> WORK ITEM
Every entry has to be restated word for word.

Top of RAW DATA

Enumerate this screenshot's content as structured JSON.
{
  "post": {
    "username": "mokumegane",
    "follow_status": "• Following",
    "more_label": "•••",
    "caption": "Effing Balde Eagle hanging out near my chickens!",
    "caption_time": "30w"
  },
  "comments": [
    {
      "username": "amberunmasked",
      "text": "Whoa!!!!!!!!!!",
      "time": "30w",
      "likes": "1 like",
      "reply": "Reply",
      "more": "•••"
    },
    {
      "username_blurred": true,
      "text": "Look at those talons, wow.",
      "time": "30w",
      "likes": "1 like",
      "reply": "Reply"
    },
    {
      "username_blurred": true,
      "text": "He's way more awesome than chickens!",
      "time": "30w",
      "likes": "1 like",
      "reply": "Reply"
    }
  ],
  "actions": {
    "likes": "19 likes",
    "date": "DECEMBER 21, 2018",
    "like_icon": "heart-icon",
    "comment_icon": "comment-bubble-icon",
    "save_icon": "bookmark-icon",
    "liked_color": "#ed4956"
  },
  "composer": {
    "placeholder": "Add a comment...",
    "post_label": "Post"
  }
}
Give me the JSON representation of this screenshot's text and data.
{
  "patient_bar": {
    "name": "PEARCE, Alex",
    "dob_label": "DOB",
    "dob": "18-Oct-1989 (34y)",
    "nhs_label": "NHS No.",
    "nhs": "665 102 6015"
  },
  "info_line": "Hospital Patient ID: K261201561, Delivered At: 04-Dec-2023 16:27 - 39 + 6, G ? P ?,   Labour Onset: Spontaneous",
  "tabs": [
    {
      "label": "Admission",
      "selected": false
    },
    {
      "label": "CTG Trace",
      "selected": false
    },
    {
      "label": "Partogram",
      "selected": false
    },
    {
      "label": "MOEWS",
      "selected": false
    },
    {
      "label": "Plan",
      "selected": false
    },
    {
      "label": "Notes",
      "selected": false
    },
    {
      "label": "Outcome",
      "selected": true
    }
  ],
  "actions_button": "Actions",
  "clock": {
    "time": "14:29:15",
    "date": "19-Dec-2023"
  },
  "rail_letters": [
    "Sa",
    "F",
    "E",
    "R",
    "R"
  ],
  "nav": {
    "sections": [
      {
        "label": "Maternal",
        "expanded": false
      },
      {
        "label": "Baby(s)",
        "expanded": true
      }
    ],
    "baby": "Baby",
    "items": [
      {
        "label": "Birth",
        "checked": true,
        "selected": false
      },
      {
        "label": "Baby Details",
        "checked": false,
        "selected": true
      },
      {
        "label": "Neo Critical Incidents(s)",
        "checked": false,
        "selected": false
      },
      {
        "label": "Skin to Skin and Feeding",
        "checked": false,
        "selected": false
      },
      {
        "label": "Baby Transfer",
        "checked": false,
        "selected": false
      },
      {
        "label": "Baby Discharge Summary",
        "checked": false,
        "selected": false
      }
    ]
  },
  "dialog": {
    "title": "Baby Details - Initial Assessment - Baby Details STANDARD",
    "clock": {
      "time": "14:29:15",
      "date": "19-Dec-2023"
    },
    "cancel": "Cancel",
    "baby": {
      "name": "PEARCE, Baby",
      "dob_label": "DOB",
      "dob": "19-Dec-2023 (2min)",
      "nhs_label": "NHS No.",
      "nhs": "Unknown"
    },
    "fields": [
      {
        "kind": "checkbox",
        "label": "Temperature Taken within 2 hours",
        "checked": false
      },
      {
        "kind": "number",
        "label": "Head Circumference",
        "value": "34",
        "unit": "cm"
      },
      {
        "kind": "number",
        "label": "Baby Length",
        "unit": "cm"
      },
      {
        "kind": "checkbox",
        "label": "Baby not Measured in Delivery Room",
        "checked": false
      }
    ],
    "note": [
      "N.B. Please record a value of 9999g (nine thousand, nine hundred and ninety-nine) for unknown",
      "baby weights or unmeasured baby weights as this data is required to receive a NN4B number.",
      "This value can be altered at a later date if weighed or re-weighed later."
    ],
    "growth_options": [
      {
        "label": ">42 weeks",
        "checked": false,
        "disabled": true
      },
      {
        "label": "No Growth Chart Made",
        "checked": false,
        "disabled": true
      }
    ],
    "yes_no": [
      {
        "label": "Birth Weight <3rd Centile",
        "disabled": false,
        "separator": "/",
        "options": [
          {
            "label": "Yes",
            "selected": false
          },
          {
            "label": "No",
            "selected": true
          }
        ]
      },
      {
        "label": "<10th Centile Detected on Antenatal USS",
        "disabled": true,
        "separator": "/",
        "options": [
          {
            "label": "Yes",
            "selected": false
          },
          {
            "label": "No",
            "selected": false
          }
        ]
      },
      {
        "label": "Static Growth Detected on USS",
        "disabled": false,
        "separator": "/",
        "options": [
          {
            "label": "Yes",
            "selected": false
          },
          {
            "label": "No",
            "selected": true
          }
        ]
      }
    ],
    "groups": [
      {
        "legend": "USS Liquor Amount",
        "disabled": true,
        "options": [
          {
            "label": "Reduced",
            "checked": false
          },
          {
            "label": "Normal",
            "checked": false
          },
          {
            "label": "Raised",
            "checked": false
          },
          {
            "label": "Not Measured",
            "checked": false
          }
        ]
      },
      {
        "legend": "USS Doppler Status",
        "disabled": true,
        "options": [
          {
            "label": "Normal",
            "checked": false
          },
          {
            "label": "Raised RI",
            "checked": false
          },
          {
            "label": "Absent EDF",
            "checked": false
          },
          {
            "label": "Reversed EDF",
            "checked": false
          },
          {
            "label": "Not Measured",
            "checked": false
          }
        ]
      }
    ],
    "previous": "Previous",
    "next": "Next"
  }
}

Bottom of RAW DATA

> WRITTEN RESPONSE
Enumerate this screenshot's content as structured JSON.
{
  "post": {
    "username": "mokumegane",
    "follow_status": "• Following",
    "more_label": "•••",
    "caption": "Effing Balde Eagle hanging out near my chickens!",
    "caption_time": "30w"
  },
  "comments": [
    {
      "username": "amberunmasked",
      "text": "Whoa!!!!!!!!!!",
      "time": "30w",
      "likes": "1 like",
      "reply": "Reply",
      "more": "•••"
    },
    {
      "username_blurred": true,
      "text": "Look at those talons, wow.",
      "time": "30w",
      "likes": "1 like",
      "reply": "Reply"
    },
    {
      "username_blurred": true,
      "text": "He's way more awesome than chickens!",
      "time": "30w",
      "likes": "1 like",
      "reply": "Reply"
    }
  ],
  "actions": {
    "likes": "19 likes",
    "date": "DECEMBER 21, 2018",
    "like_icon": "heart-icon",
    "comment_icon": "comment-bubble-icon",
    "save_icon": "bookmark-icon",
    "liked_color": "#ed4956"
  },
  "composer": {
    "placeholder": "Add a comment...",
    "post_label": "Post"
  }
}
Give me the JSON representation of this screenshot's text and data.
{
  "patient_bar": {
    "name": "PEARCE, Alex",
    "dob_label": "DOB",
    "dob": "18-Oct-1989 (34y)",
    "nhs_label": "NHS No.",
    "nhs": "665 102 6015"
  },
  "info_line": "Hospital Patient ID: K261201561, Delivered At: 04-Dec-2023 16:27 - 39 + 6, G ? P ?,   Labour Onset: Spontaneous",
  "tabs": [
    {
      "label": "Admission",
      "selected": false
    },
    {
      "label": "CTG Trace",
      "selected": false
    },
    {
      "label": "Partogram",
      "selected": false
    },
    {
      "label": "MOEWS",
      "selected": false
    },
    {
      "label": "Plan",
      "selected": false
    },
    {
      "label": "Notes",
      "selected": false
    },
    {
      "label": "Outcome",
      "selected": true
    }
  ],
  "actions_button": "Actions",
  "clock": {
    "time": "14:29:15",
    "date": "19-Dec-2023"
  },
  "rail_letters": [
    "Sa",
    "F",
    "E",
    "R",
    "R"
  ],
  "nav": {
    "sections": [
      {
        "label": "Maternal",
        "expanded": false
      },
      {
        "label": "Baby(s)",
        "expanded": true
      }
    ],
    "baby": "Baby",
    "items": [
      {
        "label": "Birth",
        "checked": true,
        "selected": false
      },
      {
        "label": "Baby Details",
        "checked": false,
        "selected": true
      },
      {
        "label": "Neo Critical Incidents(s)",
        "checked": false,
        "selected": false
      },
      {
        "label": "Skin to Skin and Feeding",
        "checked": false,
        "selected": false
      },
      {
        "label": "Baby Transfer",
        "checked": false,
        "selected": false
      },
      {
        "label": "Baby Discharge Summary",
        "checked": false,
        "selected": false
      }
    ]
  },
  "dialog": {
    "title": "Baby Details - Initial Assessment - Baby Details STANDARD",
    "clock": {
      "time": "14:29:15",
      "date": "19-Dec-2023"
    },
    "cancel": "Cancel",
    "baby": {
      "name": "PEARCE, Baby",
      "dob_label": "DOB",
      "dob": "19-Dec-2023 (2min)",
      "nhs_label": "NHS No.",
      "nhs": "Unknown"
    },
    "fields": [
      {
        "kind": "checkbox",
        "label": "Temperature Taken within 2 hours",
        "checked": false
      },
      {
        "kind": "number",
        "label": "Head Circumference",
        "value": "34",
        "unit": "cm"
      },
      {
        "kind": "number",
        "label": "Baby Length",
        "unit": "cm"
      },
      {
        "kind": "checkbox",
        "label": "Baby not Measured in Delivery Room",
        "checked": false
      }
    ],
    "note": [
      "N.B. Please record a value of 9999g (nine thousand, nine hundred and ninety-nine) for unknown",
      "baby weights or unmeasured baby weights as this data is required to receive a NN4B number.",
      "This value can be altered at a later date if weighed or re-weighed later."
    ],
    "growth_options": [
      {
        "label": ">42 weeks",
        "checked": false,
        "disabled": true
      },
      {
        "label": "No Growth Chart Made",
        "checked": false,
        "disabled": true
      }
    ],
    "yes_no": [
      {
        "label": "Birth Weight <3rd Centile",
        "disabled": false,
        "separator": "/",
        "options": [
          {
            "label": "Yes",
            "selected": false
          },
          {
            "label": "No",
            "selected": true
          }
        ]
      },
      {
        "label": "<10th Centile Detected on Antenatal USS",
        "disabled": true,
        "separator": "/",
        "options": [
          {
            "label": "Yes",
            "selected": false
          },
          {
            "label": "No",
            "selected": false
          }
        ]
      },
      {
        "label": "Static Growth Detected on USS",
        "disabled": false,
        "separator": "/",
        "options": [
          {
            "label": "Yes",
            "selected": false
          },
          {
            "label": "No",
            "selected": true
          }
        ]
      }
    ],
    "groups": [
      {
        "legend": "USS Liquor Amount",
        "disabled": true,
        "options": [
          {
            "label": "Reduced",
            "checked": false
          },
          {
            "label": "Normal",
            "checked": false
          },
          {
            "label": "Raised",
            "checked": false
          },
          {
            "label": "Not Measured",
            "checked": false
          }
        ]
      },
      {
        "legend": "USS Doppler Status",
        "disabled": true,
        "options": [
          {
            "label": "Normal",
            "checked": false
          },
          {
            "label": "Raised RI",
            "checked": false
          },
          {
            "label": "Absent EDF",
            "checked": false
          },
          {
            "label": "Reversed EDF",
            "checked": false
          },
          {
            "label": "Not Measured",
            "checked": false
          }
        ]
      }
    ],
    "previous": "Previous",
    "next": "Next"
  }
}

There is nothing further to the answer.